Low reaction-to-fire polymer filament : formulation, 3D printability modeling and fire testing
Additive manufacturing and especially Fused Filament Fabrication (FFF) technology is mature enough for industrialisation. Indeed, many works about new composite filaments for 3D-printing and 3D-printability are reported. However most of them only focus on one specific aspect such as temperature changes, bond formation or rheology instead of performing a systemic approach. In addition to this, few papers deal with 3D printing and fire properties.

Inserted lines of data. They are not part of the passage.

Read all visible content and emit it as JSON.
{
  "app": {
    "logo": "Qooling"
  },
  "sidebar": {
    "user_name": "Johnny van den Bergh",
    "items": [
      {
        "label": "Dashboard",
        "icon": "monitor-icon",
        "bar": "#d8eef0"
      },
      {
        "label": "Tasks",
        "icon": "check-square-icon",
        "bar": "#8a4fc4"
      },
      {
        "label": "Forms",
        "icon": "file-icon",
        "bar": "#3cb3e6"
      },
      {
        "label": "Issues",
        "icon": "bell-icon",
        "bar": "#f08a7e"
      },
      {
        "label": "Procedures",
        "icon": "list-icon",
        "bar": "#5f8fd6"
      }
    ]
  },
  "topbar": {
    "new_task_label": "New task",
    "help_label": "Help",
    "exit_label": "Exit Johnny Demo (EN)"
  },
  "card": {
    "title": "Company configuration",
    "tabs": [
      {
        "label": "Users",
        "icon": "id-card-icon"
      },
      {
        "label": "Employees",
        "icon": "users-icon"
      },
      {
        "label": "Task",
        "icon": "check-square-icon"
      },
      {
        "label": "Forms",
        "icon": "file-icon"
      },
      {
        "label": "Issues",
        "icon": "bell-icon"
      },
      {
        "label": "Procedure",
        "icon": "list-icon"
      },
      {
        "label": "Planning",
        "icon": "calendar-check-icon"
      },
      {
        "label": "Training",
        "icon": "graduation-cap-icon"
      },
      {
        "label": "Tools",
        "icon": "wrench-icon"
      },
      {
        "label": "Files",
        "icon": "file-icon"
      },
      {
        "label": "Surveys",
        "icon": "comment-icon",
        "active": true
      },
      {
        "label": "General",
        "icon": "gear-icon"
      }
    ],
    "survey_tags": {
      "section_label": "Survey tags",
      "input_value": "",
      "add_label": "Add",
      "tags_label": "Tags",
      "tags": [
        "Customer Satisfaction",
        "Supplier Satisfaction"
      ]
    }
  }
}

The objective of this study is to develop new filament for FDM/FFF with low reaction to fire in order to fulfil the rail and aeronautic fire requirements. First, the development of a proper definition of 3D-printability and of a mathematical model to determine this 3D-printability was investigated. All the parameters influencing the 3D-printability were determined and the Buckingham theory was applied to determine the dimensionless numbers influencing this 3D-printability. The impact of the 3D-printing parameters on the fire performances was then evaluated via UL94 (standardized vertical flame propagation) and cone calorimeter (heat release rate under radiative heat flux) tests. Finally, formulations were developed in order to satisfy all requirements in rail and aeronautic industry.